Globalkicau.com – A true chef’s paradise, the Mediterranean Kitchen is located on a quiet street in London, UK. The restaurant is owned by Corin, an Irish chef who migrated to London many years ago. Since then he has devoted his efforts to perfecting the Mediterranean Kitchen, serving up everything from local delicacies to Italian specialty dishes. The atmosphere inside is quiet and warm, with wood furniture and casual yet elegant decor. The restaurant serves lunch Monday to Friday, dinner on Saturday, and breakfast on Sunday. It also offers catering services on request.
Creating a True Mediterranean Kitchen Layout
Corin created the layout of his Mediterranean Kitchen as an expression of his strong Irish roots. He chose unusual accessories such as an ornate floor-to-ceiling oven with original artwork by his mother. The motifs of the restaurant are influenced by the cultures of the islands on the Ionian Sea coast, Corin spent considerable time researching the islands to create the atmosphere and menu of his culinary wonderland. Because there is only one restaurant in the whole of the Mediterranean, Corin has had to design and create his restaurant in such a way that it stands out from the rest. His original idea was to use the same lighting as the ceiling in the kitchen, but because of the uniqueness of his island-themed restaurant, Corin opted for something a bit bolder: glass-walled, mirror-covered cabinets instead of traditional doors, with potted plants lining the walls.
Although the walls are mostly glass, the layout of the kitchen has not changed much since Corin’s original concept for his Mediterranean kitchen. The principal elements of this style are a long bar with wooden shelves to hold wine and beer, a grill, a refrigerator, a sink and counters for the chef, and a dining table with one or two chairs. The bar can be modified to include an open kitchen where the chef can perform his tasks or even cook his own meal. On the floor, you can find two sets of chopping blocks, a baker’s rack and a platter fit for fruit and bread. It takes a real culinary genius to make the changes to this style of kitchen, but Corin did it just for the satisfaction of seeing his creation run smoothly.
Features of the Mediterranean Kitchen Style
There are no real design features that set apart this kind of kitchen from other variations of the Mediterranean kitchen style. Corin’s primary focus, however, was on creating a kitchen that would be aesthetically pleasant and functional at the same time. He chose hand-painted tiles for the walls and countertops, which are actually very practical for a Mediterranean kitchen as they allow for moisture and air circulation in the area.

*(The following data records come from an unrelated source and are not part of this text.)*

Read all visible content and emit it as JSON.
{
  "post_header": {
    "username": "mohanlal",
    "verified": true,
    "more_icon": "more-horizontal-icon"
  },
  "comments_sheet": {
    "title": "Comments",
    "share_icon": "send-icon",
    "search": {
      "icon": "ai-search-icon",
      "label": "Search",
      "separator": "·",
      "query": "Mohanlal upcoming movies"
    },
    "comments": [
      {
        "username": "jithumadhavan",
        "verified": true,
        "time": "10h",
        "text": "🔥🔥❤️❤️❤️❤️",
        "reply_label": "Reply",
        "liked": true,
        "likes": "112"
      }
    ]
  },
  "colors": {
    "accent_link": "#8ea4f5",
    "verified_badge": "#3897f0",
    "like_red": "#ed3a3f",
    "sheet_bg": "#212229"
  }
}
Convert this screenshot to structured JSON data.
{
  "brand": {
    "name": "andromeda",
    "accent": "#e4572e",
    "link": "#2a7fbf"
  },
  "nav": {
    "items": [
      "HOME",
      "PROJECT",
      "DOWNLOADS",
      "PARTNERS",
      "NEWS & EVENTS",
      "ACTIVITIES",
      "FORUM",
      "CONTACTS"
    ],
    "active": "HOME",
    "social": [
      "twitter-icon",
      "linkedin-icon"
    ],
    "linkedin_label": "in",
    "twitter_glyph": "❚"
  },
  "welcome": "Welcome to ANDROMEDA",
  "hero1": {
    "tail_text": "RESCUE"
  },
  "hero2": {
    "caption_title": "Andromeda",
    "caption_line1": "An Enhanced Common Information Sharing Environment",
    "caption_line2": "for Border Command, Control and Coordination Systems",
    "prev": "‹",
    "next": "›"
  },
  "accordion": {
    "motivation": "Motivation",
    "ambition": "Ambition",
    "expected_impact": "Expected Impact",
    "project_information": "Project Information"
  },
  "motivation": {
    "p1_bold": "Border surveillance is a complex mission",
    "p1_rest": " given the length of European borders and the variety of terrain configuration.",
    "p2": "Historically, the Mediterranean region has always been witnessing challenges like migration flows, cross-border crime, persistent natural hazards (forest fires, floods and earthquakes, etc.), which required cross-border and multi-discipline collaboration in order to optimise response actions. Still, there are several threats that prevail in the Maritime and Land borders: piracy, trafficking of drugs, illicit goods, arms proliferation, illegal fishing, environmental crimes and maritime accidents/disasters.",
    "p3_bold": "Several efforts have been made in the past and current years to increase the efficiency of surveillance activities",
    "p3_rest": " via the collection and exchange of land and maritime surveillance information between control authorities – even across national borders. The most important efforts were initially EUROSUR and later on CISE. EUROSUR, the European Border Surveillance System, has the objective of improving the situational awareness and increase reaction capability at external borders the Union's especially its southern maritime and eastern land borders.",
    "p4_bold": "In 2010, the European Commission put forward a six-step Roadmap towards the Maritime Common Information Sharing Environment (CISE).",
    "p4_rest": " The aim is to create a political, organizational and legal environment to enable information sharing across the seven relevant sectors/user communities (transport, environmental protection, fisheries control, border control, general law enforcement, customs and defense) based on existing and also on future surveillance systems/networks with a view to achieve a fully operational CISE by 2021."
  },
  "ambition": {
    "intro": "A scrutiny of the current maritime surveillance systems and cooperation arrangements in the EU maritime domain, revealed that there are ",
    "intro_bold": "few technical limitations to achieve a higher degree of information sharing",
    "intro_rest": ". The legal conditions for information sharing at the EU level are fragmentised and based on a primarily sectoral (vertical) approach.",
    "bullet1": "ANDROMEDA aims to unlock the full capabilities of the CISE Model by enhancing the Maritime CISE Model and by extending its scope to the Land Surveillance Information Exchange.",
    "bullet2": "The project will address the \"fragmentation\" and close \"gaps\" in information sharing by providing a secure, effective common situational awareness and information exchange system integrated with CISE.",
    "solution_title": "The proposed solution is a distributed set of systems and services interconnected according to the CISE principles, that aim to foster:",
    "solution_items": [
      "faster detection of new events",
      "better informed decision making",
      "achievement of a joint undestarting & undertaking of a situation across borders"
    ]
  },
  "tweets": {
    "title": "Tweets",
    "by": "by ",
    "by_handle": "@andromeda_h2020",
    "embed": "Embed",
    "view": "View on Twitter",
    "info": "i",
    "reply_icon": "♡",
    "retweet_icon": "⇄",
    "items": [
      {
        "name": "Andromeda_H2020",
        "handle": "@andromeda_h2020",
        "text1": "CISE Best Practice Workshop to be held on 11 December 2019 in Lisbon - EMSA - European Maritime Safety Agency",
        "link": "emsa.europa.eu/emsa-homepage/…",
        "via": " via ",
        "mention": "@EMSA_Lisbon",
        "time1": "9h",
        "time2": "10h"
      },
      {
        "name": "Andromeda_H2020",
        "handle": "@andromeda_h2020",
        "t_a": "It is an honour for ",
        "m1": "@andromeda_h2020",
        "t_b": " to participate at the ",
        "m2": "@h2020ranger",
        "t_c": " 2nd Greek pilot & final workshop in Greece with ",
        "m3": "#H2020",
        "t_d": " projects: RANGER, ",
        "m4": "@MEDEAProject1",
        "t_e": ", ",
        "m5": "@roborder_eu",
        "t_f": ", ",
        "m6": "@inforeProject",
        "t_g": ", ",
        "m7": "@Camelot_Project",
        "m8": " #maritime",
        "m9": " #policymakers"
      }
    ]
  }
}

The use of stone in this type of kitchen is subtle. The use of marble, granite, or limestone tiles is probably a better alternative for the Mediterranean kitchen than slabs of dark-colored stone. If you really want a very striking effect in your space, however, you can’t go wrong with some large, natural-colored stone like slate, marble, or granite. Corin decided on lightweight stone fixtures for this style because he didn’t want to overpower the space with large and heavy fixtures.
Another thing that sets this Mediterranean kitchen style apart from other variations is the lighting. The lighting needs to be soft and understated so that it doesn’t mar the look of the room. Corin decided that two small fluorescent light fixtures were the best choice for the walls and countertops. There are no knobs or handles for easy access to the lights, so you’ll have to rely on the easy-to-reach clips to keep them where they need to be. These light fixtures also help to provide an even lighting scheme throughout the entire room.
Choose Mostly Neutral Colors
Corin chose mostly neutral colors for his kitchen so that there would be as much variety in his color palette as possible. This makes the colors work together even if they aren’t directly seen. The kitchen uses a combination of earthy tones including brown, gray, burnt orange, and green to create its central focus. Because this is a place where the family gathers, the accent colors tend to be darker.
Under the marbled tiles, Corin used a rich color scheme of gold, ivory, and almond. The base of the cabinet was covered with black marble tiles, and the rest of the cabinets were all in cream, beige, or walnut. The dining table used walnut marble and was complemented by a wood cabinet with a glass top. Underneath the cabinet, Corin installed a cabinet of the same woods and then had the top made of another walnut hardwood so that the focus of the room’s richness of color came through.